Needless to say, Stuewe is highly optimistic about the growth potential for renewable diesel, as well as renewables in general. “Biomassdiesel usage is projected to increase due to further implementation of greenhouse gas-reducing programs. For example, the California Low Carbon Fuel Standard has increased mandates to a 20 percent reduction by 2030 with an aggressive ramp up each year. The European Renewable Energy Directive II (RED II) is in the process of revising its current RED I directive to increase requirements for Renewable Energy (transportation, electricity and heating) from 6.8 percent in 2021 to 32 percent in 2030. Other countries, such as Canada and Sweden, are imposing dramatic goals to reduce greenhouse gas emissions for the future.”

DGD is not the only maker of renewable diesel. Renewable Energy Group is a notable producer of renewable diesel in the U.S. and Neste leads production for markets in Europe and Singapore. DGD’s competitive advantage, Stuewe points out, is that, “Darling Ingredients is the only company with both a supply of feedstock and vertical integration into renewable diesel.” This provides not only cost-efficiencies, but greater quality control.

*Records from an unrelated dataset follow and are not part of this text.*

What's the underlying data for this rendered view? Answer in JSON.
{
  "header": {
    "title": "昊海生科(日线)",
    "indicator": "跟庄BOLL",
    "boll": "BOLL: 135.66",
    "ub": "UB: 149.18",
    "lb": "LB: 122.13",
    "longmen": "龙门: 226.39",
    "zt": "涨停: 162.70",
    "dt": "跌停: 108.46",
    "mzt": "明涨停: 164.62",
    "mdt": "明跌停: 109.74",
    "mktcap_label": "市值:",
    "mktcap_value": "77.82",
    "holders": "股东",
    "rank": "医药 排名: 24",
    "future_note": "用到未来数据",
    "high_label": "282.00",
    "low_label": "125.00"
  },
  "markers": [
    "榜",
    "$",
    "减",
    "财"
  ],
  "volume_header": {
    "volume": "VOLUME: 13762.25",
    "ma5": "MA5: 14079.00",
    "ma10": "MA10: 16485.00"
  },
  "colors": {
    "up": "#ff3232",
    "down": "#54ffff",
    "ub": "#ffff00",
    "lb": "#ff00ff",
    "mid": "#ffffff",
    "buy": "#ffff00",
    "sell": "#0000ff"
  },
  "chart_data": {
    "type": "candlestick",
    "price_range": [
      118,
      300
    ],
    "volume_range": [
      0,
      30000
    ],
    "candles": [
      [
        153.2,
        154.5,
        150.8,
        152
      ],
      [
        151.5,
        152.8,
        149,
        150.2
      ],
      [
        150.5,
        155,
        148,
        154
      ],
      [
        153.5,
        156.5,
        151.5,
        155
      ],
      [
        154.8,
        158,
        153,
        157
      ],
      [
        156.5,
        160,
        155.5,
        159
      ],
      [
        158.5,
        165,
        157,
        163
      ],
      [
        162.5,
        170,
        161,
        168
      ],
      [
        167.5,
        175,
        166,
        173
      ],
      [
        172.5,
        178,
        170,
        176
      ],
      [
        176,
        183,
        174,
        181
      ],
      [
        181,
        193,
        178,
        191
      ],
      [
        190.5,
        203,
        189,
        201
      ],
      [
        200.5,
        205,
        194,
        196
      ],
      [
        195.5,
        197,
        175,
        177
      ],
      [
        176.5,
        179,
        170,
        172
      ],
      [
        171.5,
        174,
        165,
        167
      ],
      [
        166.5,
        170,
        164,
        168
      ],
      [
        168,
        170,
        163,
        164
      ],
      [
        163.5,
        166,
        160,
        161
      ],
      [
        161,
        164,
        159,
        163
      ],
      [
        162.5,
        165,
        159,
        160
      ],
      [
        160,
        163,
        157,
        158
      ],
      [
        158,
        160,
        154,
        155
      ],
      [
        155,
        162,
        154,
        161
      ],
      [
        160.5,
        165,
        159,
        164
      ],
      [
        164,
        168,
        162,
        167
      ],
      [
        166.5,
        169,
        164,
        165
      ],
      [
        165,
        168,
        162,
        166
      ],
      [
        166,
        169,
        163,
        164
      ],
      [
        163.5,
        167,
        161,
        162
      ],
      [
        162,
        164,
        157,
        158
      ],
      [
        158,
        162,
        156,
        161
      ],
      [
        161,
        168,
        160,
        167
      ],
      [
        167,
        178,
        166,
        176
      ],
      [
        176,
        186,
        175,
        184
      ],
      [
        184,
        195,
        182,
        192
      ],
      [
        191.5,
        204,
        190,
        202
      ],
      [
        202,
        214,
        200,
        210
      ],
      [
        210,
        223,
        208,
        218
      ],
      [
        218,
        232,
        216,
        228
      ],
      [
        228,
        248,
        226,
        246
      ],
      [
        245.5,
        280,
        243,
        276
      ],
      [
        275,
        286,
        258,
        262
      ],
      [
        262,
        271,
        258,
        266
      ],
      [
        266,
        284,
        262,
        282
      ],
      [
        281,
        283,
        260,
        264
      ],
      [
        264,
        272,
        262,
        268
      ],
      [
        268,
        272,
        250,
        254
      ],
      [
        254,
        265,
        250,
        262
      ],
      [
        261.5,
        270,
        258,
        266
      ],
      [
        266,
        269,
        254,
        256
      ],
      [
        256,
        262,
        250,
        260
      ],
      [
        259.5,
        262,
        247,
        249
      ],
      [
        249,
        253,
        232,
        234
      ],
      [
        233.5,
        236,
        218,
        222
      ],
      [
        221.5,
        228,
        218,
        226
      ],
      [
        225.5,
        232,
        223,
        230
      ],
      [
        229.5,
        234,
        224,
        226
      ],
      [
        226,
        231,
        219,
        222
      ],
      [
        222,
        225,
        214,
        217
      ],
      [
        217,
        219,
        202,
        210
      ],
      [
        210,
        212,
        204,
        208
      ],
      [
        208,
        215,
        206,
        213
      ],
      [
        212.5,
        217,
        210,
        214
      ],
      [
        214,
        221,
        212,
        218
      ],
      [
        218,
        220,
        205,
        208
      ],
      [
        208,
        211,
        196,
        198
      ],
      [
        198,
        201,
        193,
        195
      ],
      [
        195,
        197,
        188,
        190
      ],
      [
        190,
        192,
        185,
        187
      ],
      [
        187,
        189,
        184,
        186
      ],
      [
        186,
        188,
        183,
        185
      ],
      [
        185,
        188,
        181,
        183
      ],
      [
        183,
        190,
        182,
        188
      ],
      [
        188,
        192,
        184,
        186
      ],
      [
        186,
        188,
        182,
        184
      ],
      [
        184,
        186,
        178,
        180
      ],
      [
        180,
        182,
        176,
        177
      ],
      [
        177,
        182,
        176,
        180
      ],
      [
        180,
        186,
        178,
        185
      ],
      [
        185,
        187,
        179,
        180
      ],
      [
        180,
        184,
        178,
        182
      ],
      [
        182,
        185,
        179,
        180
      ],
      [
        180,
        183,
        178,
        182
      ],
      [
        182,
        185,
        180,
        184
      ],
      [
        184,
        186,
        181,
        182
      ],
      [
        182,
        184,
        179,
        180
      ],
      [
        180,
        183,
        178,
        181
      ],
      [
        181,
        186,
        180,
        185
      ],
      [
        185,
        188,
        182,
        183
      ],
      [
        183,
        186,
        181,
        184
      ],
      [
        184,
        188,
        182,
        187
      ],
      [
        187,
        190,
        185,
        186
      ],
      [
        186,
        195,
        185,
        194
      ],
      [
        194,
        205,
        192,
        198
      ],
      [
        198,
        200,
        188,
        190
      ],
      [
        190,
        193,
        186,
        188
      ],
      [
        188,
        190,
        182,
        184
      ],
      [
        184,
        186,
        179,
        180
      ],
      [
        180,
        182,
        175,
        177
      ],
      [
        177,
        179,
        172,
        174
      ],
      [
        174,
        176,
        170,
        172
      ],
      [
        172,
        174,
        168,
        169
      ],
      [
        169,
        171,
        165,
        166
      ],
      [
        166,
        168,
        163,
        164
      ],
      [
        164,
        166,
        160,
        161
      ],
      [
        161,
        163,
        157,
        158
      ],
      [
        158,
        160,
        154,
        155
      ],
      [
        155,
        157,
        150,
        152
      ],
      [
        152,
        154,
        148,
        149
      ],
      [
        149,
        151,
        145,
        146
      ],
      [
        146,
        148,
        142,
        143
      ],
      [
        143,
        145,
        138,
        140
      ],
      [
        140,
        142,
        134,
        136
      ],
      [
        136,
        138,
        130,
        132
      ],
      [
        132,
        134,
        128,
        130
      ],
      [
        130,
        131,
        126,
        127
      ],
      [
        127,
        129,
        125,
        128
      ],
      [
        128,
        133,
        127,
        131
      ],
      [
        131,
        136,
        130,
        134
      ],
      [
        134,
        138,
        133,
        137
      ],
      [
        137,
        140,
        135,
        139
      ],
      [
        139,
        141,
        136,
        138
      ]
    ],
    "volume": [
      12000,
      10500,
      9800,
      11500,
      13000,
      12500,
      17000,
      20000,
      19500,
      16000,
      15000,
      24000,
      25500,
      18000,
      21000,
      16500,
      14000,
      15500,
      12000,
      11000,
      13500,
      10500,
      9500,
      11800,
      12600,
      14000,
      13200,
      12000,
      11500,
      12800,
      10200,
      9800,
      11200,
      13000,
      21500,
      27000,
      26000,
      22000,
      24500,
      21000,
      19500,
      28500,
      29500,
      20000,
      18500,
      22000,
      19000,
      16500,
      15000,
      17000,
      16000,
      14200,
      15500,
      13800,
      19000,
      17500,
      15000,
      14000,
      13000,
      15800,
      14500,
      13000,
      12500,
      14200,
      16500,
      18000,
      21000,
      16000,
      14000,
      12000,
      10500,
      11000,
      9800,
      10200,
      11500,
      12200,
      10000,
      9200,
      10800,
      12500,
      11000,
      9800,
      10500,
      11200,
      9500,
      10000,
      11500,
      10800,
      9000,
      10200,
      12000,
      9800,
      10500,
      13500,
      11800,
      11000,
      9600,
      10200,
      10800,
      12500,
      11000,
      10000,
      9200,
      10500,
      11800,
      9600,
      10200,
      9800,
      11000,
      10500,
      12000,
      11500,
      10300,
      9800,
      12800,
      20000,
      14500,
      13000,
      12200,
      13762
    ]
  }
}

The demand for biofuels from the ever-growing low carbon fuel markets around the world is driving the decision to expand DGD’s production of renewable diesel made from waste fats and oils. “As a reflection of our recent announcement to expand DGD in 2021,” Stuewe says, “Darling Ingredients looks to the future growth of biofuels and is transforming the base business to supply it with sustainable feedstocks.”